Work through the data below and copy out every line where "command" is found.

Start of RECORDS PROVIDED

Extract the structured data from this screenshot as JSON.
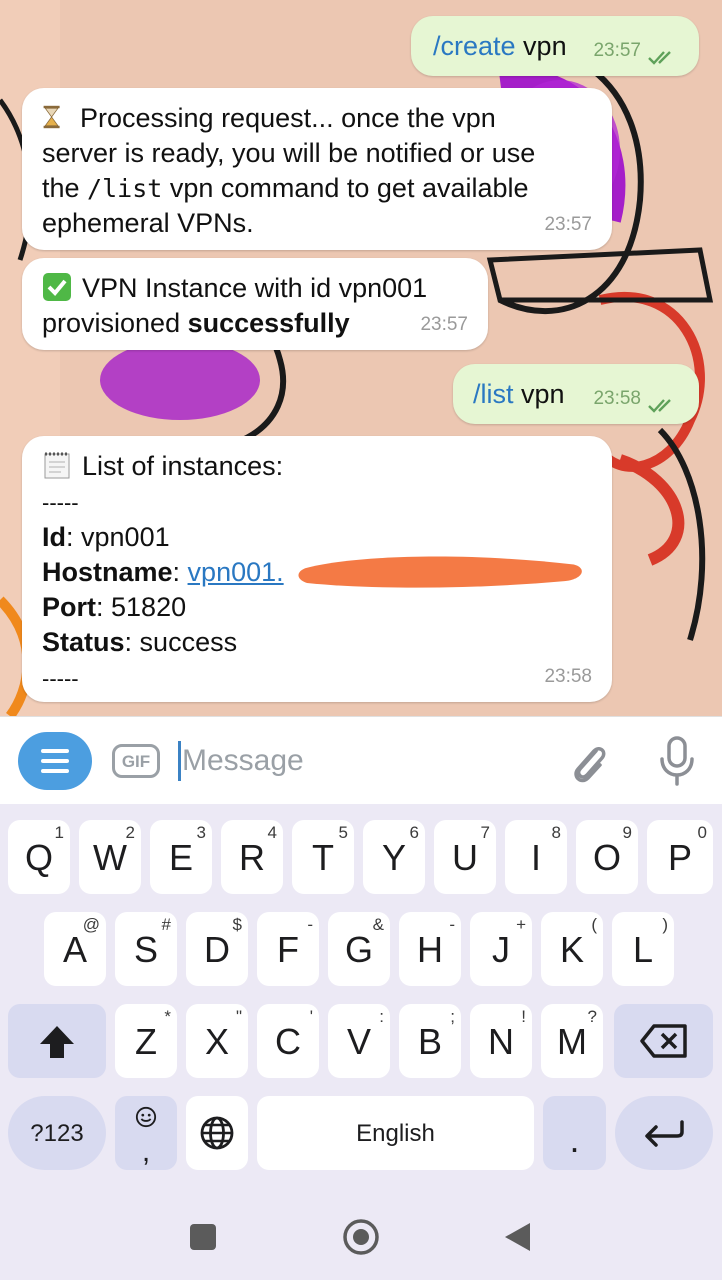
{
  "messages": {
    "out1": {
      "command": "/create",
      "text": " vpn",
      "time": "23:57"
    },
    "in1": {
      "line1": "Processing request... once the vpn",
      "line2": "server is ready, you will be notified or use",
      "line3_pre": "the ",
      "line3_code": "/list",
      "line3_post": " vpn command to get available",
      "line4": "ephemeral VPNs.",
      "time": "23:57"
    },
    "in2": {
      "line1": "VPN Instance with id vpn001",
      "line2_pre": "provisioned ",
      "line2_bold": "successfully",
      "time": "23:57"
    },
    "out2": {
      "command": "/list",
      "text": " vpn",
      "time": "23:58"
    },
    "in3": {
      "title": "List of instances:",
      "separator": "-----",
      "id_label": "Id",
      "id_value": " vpn001",
      "hostname_label": "Hostname",
      "hostname_value": "vpn001.",
      "port_label": "Port",
      "port_value": " 51820",
      "status_label": "Status",
      "status_value": " success",
      "separator_end": "-----",
      "time": "23:58"
    }
  },
  "composer": {
    "gif_label": "GIF",
    "placeholder": "Message"
  },
  "keyboard": {
    "row1": [
      [
        "Q",
        "1"
      ],
      [
        "W",
        "2"
      ],
      [
        "E",
        "3"
      ],
      [
        "R",
        "4"
      ],
      [
        "T",
        "5"
      ],
      [
        "Y",
        "6"
      ],
      [
        "U",
        "7"
      ],
      [
        "I",
        "8"
      ],
      [
        "O",
        "9"
      ],
      [
        "P",
        "0"
      ]
    ],
    "row2": [
      [
        "A",
        "@"
      ],
      [
        "S",
        "#"
      ],
      [
        "D",
        "$"
      ],
      [
        "F",
        "-"
      ],
      [
        "G",
        "&"
      ],
      [
        "H",
        "-"
      ],
      [
        "J",
        "+"
      ],
      [
        "K",
        "("
      ],
      [
        "L",
        ")"
      ]
    ],
    "row3": [
      [
        "Z",
        "*"
      ],
      [
        "X",
        "\""
      ],
      [
        "C",
        "'"
      ],
      [
        "V",
        ":"
      ],
      [
        "B",
        ";"
      ],
      [
        "N",
        "!"
      ],
      [
        "M",
        "?"
      ]
    ],
    "symbols_label": "?123",
    "space_label": "English",
    "period_label": ".",
    "comma_label": ","
  },
  "colors": {
    "accent": "#4c9ee0",
    "link": "#2a78c2",
    "outgoing_bubble": "#e6f6d3",
    "redaction": "#f47a45"
  }
}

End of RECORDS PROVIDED

ANSWER SPACE ->
      "command": "/create",
      "line3_post": " vpn command to get available",
      "command": "/list",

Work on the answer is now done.